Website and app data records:

* * * * * * * * *

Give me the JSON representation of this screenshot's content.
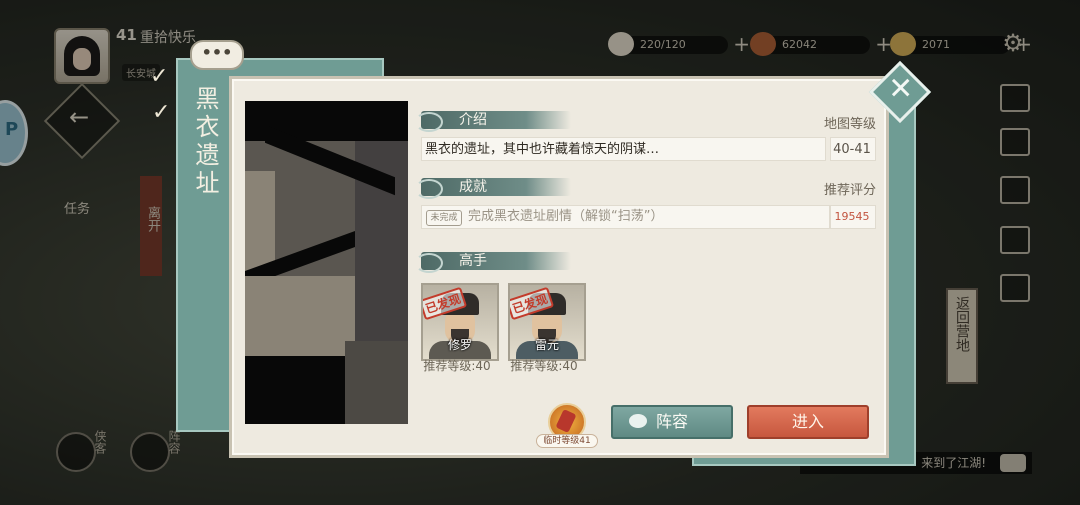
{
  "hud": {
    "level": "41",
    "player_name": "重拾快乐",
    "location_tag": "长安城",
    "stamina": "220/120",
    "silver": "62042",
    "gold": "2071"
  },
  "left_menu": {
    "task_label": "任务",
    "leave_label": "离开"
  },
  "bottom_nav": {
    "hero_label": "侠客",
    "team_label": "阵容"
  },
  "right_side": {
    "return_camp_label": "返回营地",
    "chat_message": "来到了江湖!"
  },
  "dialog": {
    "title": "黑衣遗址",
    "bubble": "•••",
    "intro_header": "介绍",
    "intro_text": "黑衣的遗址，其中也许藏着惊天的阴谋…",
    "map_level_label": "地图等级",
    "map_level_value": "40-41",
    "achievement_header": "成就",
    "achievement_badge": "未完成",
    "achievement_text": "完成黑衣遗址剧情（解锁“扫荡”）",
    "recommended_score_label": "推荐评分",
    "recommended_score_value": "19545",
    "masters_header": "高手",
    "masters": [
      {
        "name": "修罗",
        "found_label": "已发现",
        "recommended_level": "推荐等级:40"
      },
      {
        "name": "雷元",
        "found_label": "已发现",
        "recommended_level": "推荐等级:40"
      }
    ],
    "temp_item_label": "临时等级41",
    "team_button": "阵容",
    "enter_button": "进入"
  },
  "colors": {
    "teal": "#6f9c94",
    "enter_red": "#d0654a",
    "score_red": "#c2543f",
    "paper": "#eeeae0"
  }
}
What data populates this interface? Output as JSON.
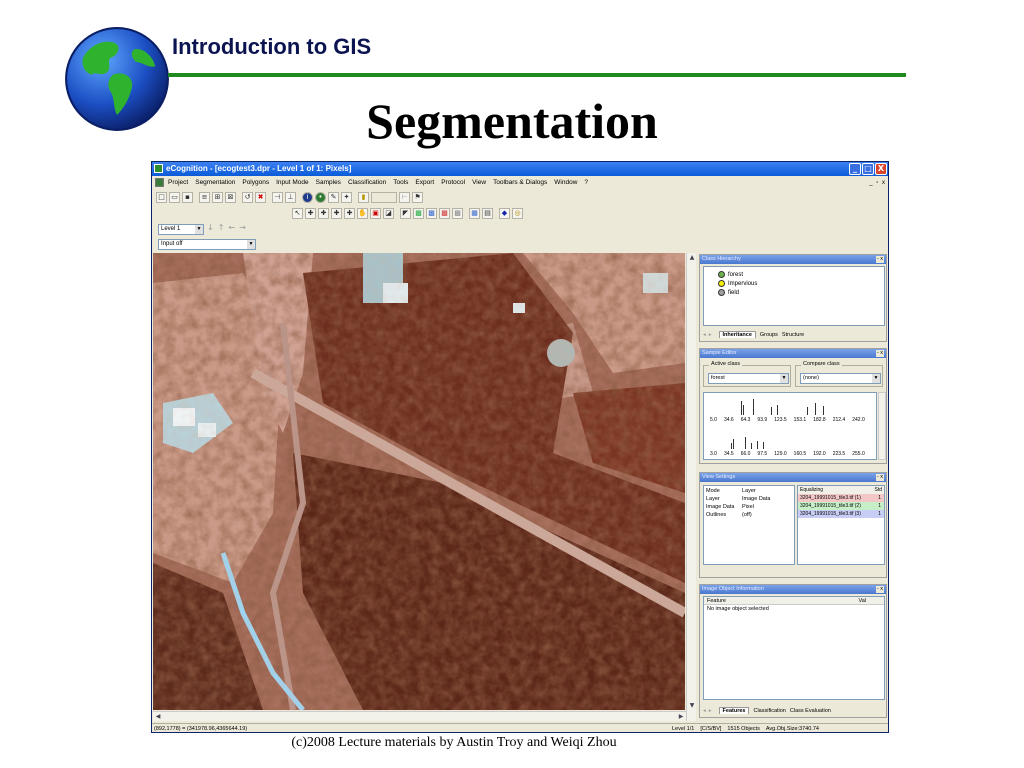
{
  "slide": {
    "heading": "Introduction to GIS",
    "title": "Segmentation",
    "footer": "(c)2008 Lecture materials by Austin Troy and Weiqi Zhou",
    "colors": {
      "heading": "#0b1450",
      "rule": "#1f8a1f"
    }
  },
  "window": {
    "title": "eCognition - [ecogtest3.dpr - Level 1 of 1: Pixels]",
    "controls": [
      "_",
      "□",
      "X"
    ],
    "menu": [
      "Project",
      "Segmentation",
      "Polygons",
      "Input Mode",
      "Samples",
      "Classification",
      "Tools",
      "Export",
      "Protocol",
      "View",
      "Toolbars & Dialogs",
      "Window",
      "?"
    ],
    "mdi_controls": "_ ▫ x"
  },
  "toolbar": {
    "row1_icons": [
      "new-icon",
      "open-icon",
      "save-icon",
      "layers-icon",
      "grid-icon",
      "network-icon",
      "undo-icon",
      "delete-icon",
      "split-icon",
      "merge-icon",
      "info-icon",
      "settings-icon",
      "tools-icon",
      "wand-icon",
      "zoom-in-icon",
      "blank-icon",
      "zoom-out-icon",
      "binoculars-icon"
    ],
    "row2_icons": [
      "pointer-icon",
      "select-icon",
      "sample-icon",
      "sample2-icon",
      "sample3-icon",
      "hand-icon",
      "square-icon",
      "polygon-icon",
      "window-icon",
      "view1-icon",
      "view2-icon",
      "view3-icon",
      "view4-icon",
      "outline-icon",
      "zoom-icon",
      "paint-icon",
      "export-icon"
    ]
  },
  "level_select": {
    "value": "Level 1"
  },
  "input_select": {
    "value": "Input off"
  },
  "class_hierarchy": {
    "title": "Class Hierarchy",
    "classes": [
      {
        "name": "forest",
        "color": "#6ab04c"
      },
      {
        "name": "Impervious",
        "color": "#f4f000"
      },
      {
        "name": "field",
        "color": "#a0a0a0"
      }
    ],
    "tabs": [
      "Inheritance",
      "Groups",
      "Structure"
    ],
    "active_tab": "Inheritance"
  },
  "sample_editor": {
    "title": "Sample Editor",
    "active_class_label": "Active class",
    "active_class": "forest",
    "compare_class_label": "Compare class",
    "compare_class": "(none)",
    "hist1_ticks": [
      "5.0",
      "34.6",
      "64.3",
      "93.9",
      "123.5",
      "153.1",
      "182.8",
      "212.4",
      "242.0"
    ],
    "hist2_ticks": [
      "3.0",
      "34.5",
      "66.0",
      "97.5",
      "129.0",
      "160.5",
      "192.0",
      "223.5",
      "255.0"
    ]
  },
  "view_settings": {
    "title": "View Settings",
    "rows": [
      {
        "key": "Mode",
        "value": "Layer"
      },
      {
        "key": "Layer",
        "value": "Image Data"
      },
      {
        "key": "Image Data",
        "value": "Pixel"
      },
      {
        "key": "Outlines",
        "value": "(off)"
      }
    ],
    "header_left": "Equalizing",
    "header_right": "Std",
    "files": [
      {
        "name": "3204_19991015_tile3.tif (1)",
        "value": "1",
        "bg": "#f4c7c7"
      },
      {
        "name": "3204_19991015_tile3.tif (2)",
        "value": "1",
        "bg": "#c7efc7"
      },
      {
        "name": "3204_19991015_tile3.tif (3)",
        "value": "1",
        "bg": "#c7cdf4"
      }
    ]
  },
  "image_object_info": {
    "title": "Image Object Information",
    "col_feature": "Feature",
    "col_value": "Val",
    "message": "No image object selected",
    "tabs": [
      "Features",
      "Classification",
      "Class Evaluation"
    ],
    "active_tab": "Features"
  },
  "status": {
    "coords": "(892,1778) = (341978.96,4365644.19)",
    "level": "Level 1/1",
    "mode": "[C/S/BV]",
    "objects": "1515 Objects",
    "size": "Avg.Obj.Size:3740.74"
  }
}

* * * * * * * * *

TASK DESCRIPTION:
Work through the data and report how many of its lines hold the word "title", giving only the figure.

ANSWER SECTION:
7